Not much it seems.
When Carillion collapsed costing the UK pax payers millions the collapse was characterised by “recklessness and greed”.
And now Thomas Cook has gone bust.
Again the UK tax payers will foot the bill for getting holiday makers home.
Again it turns out that the main bosses got millions in bonuses and salaries before the company went bust.
And what have the Tories done to prevent us from being ripped off?
Nothing. Well not quite nothing!
What was Boris Johnson’s first priority when becoming leader?
A nice fat tax cut for the mega rich bankers and rip off artists. Truly sickening.
Welcome to join the debate

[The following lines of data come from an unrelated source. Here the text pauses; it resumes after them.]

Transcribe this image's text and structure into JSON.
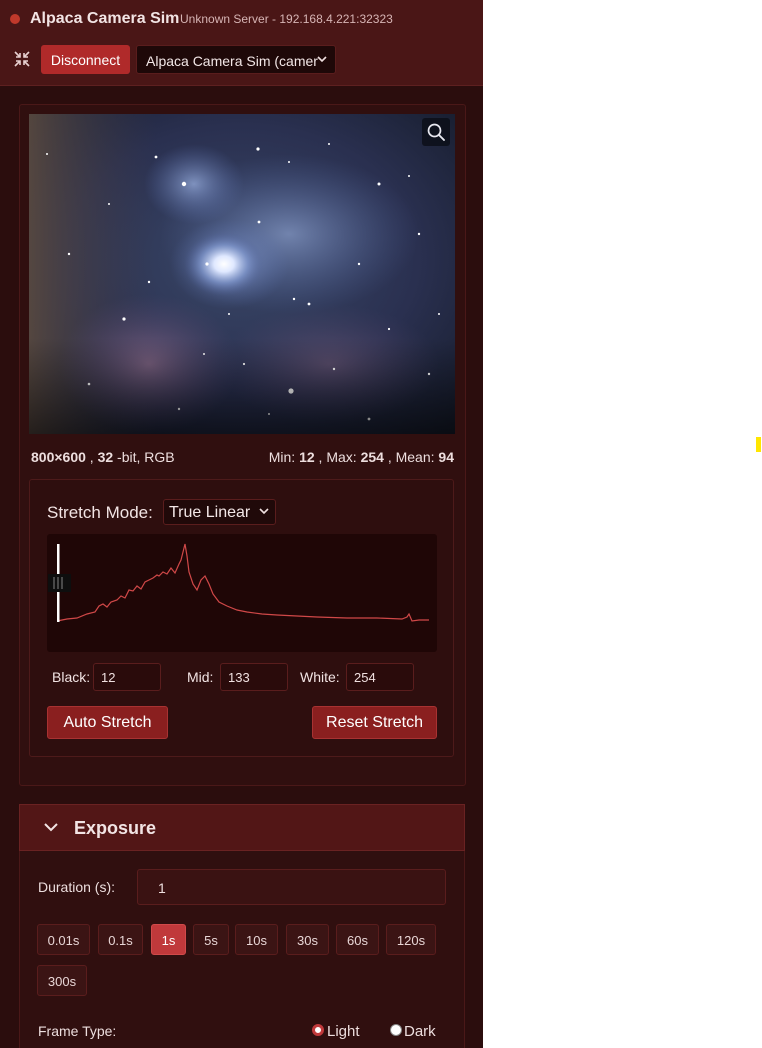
{
  "header": {
    "title": "Alpaca Camera Sim",
    "server": "Unknown Server - 192.168.4.221:32323",
    "disconnect_label": "Disconnect",
    "device": "Alpaca Camera Sim (camer",
    "status_color": "#c0392b"
  },
  "image": {
    "width": "800",
    "height": "600",
    "bitdepth": "32",
    "bit_suffix": "-bit, RGB",
    "min": "12",
    "max": "254",
    "mean": "94",
    "labels": {
      "min": "Min:",
      "max": "Max:",
      "mean": "Mean:"
    }
  },
  "stretch": {
    "label": "Stretch Mode:",
    "mode": "True Linear",
    "black_label": "Black:",
    "black": "12",
    "mid_label": "Mid:",
    "mid": "133",
    "white_label": "White:",
    "white": "254",
    "auto_label": "Auto Stretch",
    "reset_label": "Reset Stretch"
  },
  "exposure": {
    "title": "Exposure",
    "duration_label": "Duration (s):",
    "duration": "1",
    "presets": [
      "0.01s",
      "0.1s",
      "1s",
      "5s",
      "10s",
      "30s",
      "60s",
      "120s",
      "300s"
    ],
    "active_preset": "1s",
    "frame_type_label": "Frame Type:",
    "frame_types": [
      "Light",
      "Dark"
    ],
    "selected_frame_type": "Light"
  },
  "colors": {
    "accent": "#b02a2a",
    "panel_bg": "#2b0d0d",
    "header_bg": "#4a1616"
  },
  "icons": [
    "collapse-icon",
    "chevron-down-icon",
    "search-icon",
    "radio-icon"
  ]
}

Madam, – For many months now Broughty Ferry Community Council has been looking to recruit new members to assist in its work in representing community opinion in all manner of things, including local planning and licensing applications.
People like Stephen Koral, whose letter (Aldi store refusal shows priorities are wrong, Courier, September 23) referring to the Aldi planning refusal appeared in The Courier, would be a most welcome addition to our membership.

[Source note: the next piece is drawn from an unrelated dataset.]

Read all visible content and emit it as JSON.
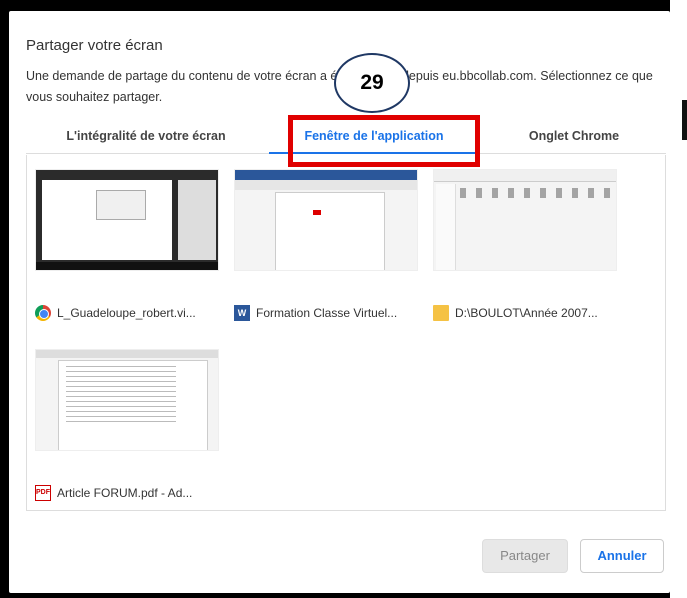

His forthright views could well have an effect on deciding how the community council should react when considering its support or otherwise to local planning applications for example.
I wonder if he had sight of the 35 pages of the city’s planning department report on the Aldi application which recommended refusal before he put pen to paper.

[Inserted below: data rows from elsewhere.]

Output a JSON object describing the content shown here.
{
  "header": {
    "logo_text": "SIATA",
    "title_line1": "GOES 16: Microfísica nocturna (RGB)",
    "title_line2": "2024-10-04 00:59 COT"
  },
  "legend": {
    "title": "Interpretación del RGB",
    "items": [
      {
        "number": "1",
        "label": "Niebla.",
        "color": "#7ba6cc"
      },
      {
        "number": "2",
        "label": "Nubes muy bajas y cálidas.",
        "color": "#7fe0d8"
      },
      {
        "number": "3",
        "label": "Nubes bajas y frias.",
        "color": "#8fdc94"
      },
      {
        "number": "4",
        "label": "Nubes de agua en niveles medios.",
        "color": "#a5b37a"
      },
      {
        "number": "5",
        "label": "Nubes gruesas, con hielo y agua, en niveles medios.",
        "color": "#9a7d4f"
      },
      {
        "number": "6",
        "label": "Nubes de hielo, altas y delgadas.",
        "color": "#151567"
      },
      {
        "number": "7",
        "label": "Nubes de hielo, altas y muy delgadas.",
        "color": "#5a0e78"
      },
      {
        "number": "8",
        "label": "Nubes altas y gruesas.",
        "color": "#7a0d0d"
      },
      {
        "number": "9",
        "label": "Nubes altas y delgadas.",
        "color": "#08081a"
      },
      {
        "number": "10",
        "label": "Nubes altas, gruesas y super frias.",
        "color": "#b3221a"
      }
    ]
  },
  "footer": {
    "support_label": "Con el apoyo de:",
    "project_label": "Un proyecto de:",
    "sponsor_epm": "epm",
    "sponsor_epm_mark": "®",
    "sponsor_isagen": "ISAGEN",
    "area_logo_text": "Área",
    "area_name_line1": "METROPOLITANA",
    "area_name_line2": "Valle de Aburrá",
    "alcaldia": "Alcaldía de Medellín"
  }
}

He would have learned that the reasons for refusal were many and varied and not confined to those of the local community, but to a much wider consideration.
The Clearwater roundabout/Balgillo Road traffic problem is under active consideration both by the community council and local elected members.
A glance at the minutes of the community council meetings displayed in Broughty Ferry library would have provided that information.
Above all, Mr Koral’s letter provides ample evidence that we still live in a democratic society where freedom of speech prevails.
John J Watson.
39 Elie Avenue,
Improving ASN delivery
Madam, – As a coalition whose members support children with additional support needs (ASN) we greatly welcome the establishment of a review to examine how additional support for learning is delivered in the classrooms and how this can be improved.
Its findings will be submitted to the Scottish Government and CoSLA by the end of February 2020.
While there are some excellent examples of best practice, for many with ASN their experience is not good, often lacking the necessary vital classroom support which impacts not only them but their fellow pupils and teachers.
For some time now we have expressed concern over the increase in the number of those with ASN, almost 70% since 2012, against the background of a fall in the numbers of specialist ASN teachers and support staff in key categories.
Spending per pupil with ASN has also been cut by more than a quarter over this same time period.
It is vital that those with ASN get the care and support they need, which is also key if we are to close the educational attainment gap.
We would urge individuals, be they pupils, parents or teachers and other practitioners to share their experiences.
The Scottish Children’s Services Coalition.
4 Queen Street,
Farming firms left out to dry
Madam, – I refer to the article “Fear key sectors could be ‘brutally exposed’” (Courier, September 20).
The National Farmers’ Union of Scotland are right to take the UK environment minister Teresa Villiers to task on how the agri-food businesses in Fife and Perthshire rely on a workforce predominantly from outside the UK.
The possibility of a No Deal Brexit, or even a hastily cobbled deal in these final weeks, is deplorable.
Farming businesses and their key employees are being left out to dry.
East Neuk and Landward.
Practising what they preach
Madam, – Whilst I applaud the energy and zeal of the climate change protesters, I note that around every school there is discarded plastic drinks bottles, crisp packets and other assorted packaging.
The Dighty Park area behind Monifieth High School is particularly blighted by this litter.
So instead of making disparaging remarks about world leaders, how’s about some of the junior eco warriors clean up their own mess?
Or is it a case of “we will happily take a day off school to highlight the problem, but someone else can sort it out”?
7 Fontstane Road,